b) Inter-individual Conflicts 

Inter-personal conflicts arise between two individual having competition for achieving scarce things, such as status, power, position, promotion or resources or they may pick up conflict due to their divergent opinions, attitudes or values. Disagreement among individuals in an organization may arise for variety of reasons such as: personal differences, value of interest differences, perceptual differences, power and position differences, resource constraints. 

2. Group Level Conflicts 

A group constitutes two or more persons who interact in such a way that each person influences and is influenced by others. Group level conflicts refer to the disagreement, competition or clash between two groups of the organization, say between supervisory staff and the workers or between management and trade unions.

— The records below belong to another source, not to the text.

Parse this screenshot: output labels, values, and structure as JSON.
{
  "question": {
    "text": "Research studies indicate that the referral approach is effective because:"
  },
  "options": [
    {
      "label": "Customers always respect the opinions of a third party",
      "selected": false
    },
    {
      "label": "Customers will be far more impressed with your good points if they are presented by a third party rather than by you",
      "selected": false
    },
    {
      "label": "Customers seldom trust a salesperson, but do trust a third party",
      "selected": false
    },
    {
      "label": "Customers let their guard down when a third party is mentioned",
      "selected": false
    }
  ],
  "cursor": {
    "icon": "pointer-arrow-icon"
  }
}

Group level conflicts further can be classified as inter-group conflicts and intra-group conflicts. 

a) Inter-group Conflicts 

Inter-group conflict arises out of the interaction of various groups. There are many factors in the organization which determine the inter-group relationship. Inter-group conflicts over authority, jurisdiction and resources are exceedingly common. Every group is in at least partial conflict with every other group it interacts with. Most of the departments in the organization compete for the allocation of scarce resources and power. They differ in goals, act, work activities, power and prestige. The seeds of inter-group conflict are shown in these differences. Research findings generally confirm the following sources of inter-group conflicts: 
  • Incompatible goals
  • Task interdependence 
  • Resource allocation
  • Competitive incentive and reward system 
  • Line and staff conflicts 
  • Differences in value and perception 
  • Heterogeneity of members 
  • Communication distortion 
  • Participative decision making 
  • Low formalization 

b) Intra-group Conflict 

Intra-group is the group consisting of a number of persons whose interactions at a given time generate a system of values, norms and sanctions appropriate to the nature of the task on which they are working, which has created a set of well defined role and status relations which are interdependent. Intra-group conflict may arise in three situations: 
  • When group faces a novel problem of task. 
  • Where new values are imported from the social environment into the group.
  • Where a person's extra-group role comes into conflict with his intra-group role. 

3. Organizations Level Conflict 

Conflict at individual level and at group level takes place within the organizational setting. Conflict at organization level may be intra-organizational and inter-organizational. Individuals in the organizations have many conflicting organizational cross pressures operating on them. The following examples indicate the source of potential conflict: 

The boss wants more production; subordinates want more considerations. Customers want faster deliveries; peers request schedule delay. Consultants suggest change; subordinates resist change. The rule book provides a formula; the staffs say it will not work.

Types of organization level conflicts are as follows: 

a) Intra-organizations Conflict 

The reasons of conflicts in an organization are many but mainly three kinds of internal strains can be identified: 
i. The Horizontal Strain: The competition between different functional sub-systems. 

ii. Vertical Strain: The competition between various level in three hierarchy for power, privilege or reward and 

iii. Line and Staff Conflict: Line and staff conflict further can be classified as horizontal conflict and vertical conflict. 

b) Inter-organizations Conflict 

The basis of inter-organizations conflicts are essentially the same as three basis of inter-group conflict. Most commonly cited reasons for inter-organizations conflicts like incompatible objectives, over status, prestige and money are present in inter-organizations conflicts also. In other words, inter-organizations conflict is more extensive, more diffusing than the conflicts amongst persons or groups.